In October 2019, I travelled to Lebanon for the second time to go overland to Syria. In Beirut, thousands of protesters were in the streets protesting because they put a tax on phone calls by WhatsApp. Despite the fact that Prime Minister Saad al-Hariri reversed the measure, the protests had not stopped as people continued to demonstrate against the economic crisis, unemployment and corruption. The next day we left very early towards the border with Syria, thinking that the streets and roads would not be blocked.
Still, it was not like that, there were many protesters who had closed the roads, so the vehicles could not travel on the main road that led to the border, burning tires and laying stones. Our driver made a titanic effort trying to convince the protesters to let us pass because we were tourists. It was important that we got a good impression of Lebanon and its people.
It worked about three times, getting them to remove the barricades while they greeted us by raising their thumbs, but another five times it didn’t work, and the driver had to go by alternate routes and then return to the main road where the blockade was repeated. I thought at one point that we were not going to be able to reach the border, but the perseverance and knowledge of the driver finally managed to take us to the Lebanese side of the border, where we transferred to a Syrian bus.
Reservation problem in Tunisia
In July 1996, I was with my wife in Tunisia. We lived at that time in Bogotá, Colombia, where there was no Tunisian Embassy, so we had to get the visa in Madrid, but they only gave it to us for three days. Upon arrival in Tunis, we went to the Tunisair counter to reconfirm our departure flights. The person who attended us told us that our reservations had been taken away from us because they had to be confirmed in Madrid at the time we checked in, which we thought absurd. They put us on a waiting list.
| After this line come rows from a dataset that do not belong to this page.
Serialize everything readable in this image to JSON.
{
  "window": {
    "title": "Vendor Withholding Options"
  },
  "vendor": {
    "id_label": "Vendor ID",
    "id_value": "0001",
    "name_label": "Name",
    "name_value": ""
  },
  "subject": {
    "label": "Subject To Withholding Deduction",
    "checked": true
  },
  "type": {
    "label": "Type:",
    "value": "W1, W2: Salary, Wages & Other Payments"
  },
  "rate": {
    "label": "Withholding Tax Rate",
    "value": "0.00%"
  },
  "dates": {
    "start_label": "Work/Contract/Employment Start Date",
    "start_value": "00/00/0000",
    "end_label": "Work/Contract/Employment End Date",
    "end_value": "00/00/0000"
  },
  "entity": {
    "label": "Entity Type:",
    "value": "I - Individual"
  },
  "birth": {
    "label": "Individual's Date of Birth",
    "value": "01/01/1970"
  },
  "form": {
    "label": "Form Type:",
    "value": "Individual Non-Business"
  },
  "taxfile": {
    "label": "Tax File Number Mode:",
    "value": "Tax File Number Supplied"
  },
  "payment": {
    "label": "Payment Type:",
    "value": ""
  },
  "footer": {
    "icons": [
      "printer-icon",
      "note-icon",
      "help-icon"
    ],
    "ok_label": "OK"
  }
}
We left very nervously because if they did not include us in our original flight, in three days, our visa would expire, and that could cause us problems.
The following days we always went to the airport to see if they had managed to get us on the original flight, but they always told us that it had not been possible. On the day of the flight, we went early to the airport, we spoke with a supervisor, but we couldn’t get anything. We were going to Cairo, we inquired with several airlines, but the only one that could take us was Lufthansa via Frankfurt, but it was too expensive, so we discarded that option. The supervisor kept us on the waiting list until ten minutes before the plane left, suddenly he told us to go with him, and he took us to the door of the plane and told us that our seats were there.
What are three of your best travel tips?
Plan in advance
Planning the trip in advance helps save time and money. This includes tickets, hotels and places to visit.
The luggage must be very light, pack in a carry-on, the bathroom items must be miniatures such as shampoo, aftershave, toothpaste, etc. This helps one to carry the luggage in the compartment above the seat and, when arriving at the destination, you don’t have to wait to claim the luggage.
Try to travel by zones
Going to countries that are close to each other. You will save time and money.
What are some of the worst places you’ve stayed?
In Lagos, they asked me three times for money at the airport. The traffic is terrible, and the people are very aggressive to the point that the person showing me the city got out of the car three times to fight with the other drivers.
Do you have any favourite cities?
Beirut, Bogota, Edinburgh, Prague, Samarkand.
What is another good travel story you haven’t mentioned so far?
I have been in remote regions such as Antarctica and the Arctic region, including Svalbard and Greenland, being 991 kilometres (669 miles) from the North Pole. I have also been in Tibet and Siberia, touring these regions on the Trans-Siberian Train.
If you can only choose one:
Favourite airline: Turkish Airlines.
Favourite airport: Istanbul.
Favourite city: Beirut.
Favourite island: Samoa.
Favourite people: All the good people in the world.
Favourite small town: Fussen, Bavaria, Germany.
Favourite travel book: The four books that I wrote about my travels.